Several articles have recently pointed to an interesting development in the world of auditing. Swamped with the demands of Sarbanes-Oxley implementation and with the increased complexity of even ordinary audits, the Big Four are less willing to handle smaller or private accounts. One industry insider reported that the number of hours for a typical audit have increased by 30%, and its getting harder to find qualified auditors to do the work. The Big Four are turning many formerly loyal accounts away, and giving the impression in general that they are less interested in such work than they used to be.

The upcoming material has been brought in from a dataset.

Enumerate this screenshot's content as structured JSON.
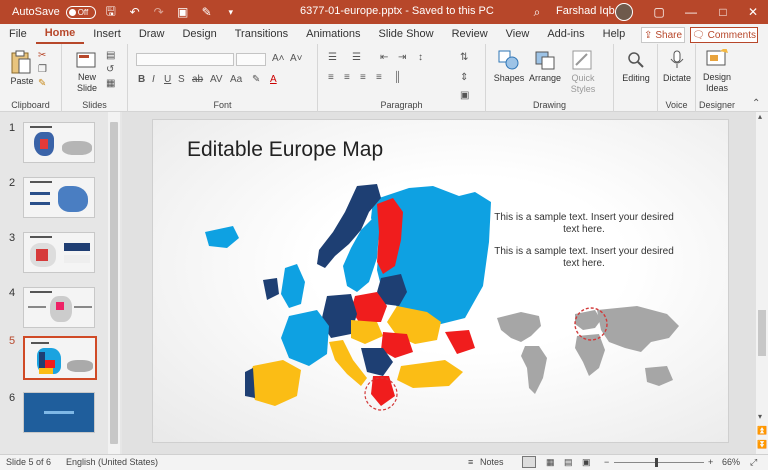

So who benefits from such a major industry-wide shift?Turns out to be the former ‘second tier’ players — companies such as BDO Seidman, who have picked up clients such as the $2 Billion revenue chemicals giant, Hercules. Another name that comes up a lot is Grant Thornton, the fifth largest accounting firm.
According to an article in Business Week (August 22, 2005, p. 39) 238 companies with revenue of $100 million plus switched their auditors in 2004, up from 115 in 2003. The Big Four have all suffered significant net losses while the second-tier players have gained.
Another interesting aspect of this story is a second – order effect. Used to be that a compelling argument for using a Big Four firm was that your analysts would dump on you if you didn’t. Today, the picture has changed, and smaller firms are seen as reputable enough to instill investor confidence. According to Business Week, citing Deutsche Bank analyst David Begleiter, “it’s positive, actually. IT’s savign a lot of money.”. What nobody is talking about is that this shift in analyst perceptions will dramatically change the traditional barriers to entry in accounting. The Big Four had better watch out – the barriers that allowed them to worry mostly about each other in a competitive setting have just begun to topple.
Second order benefits, anyone?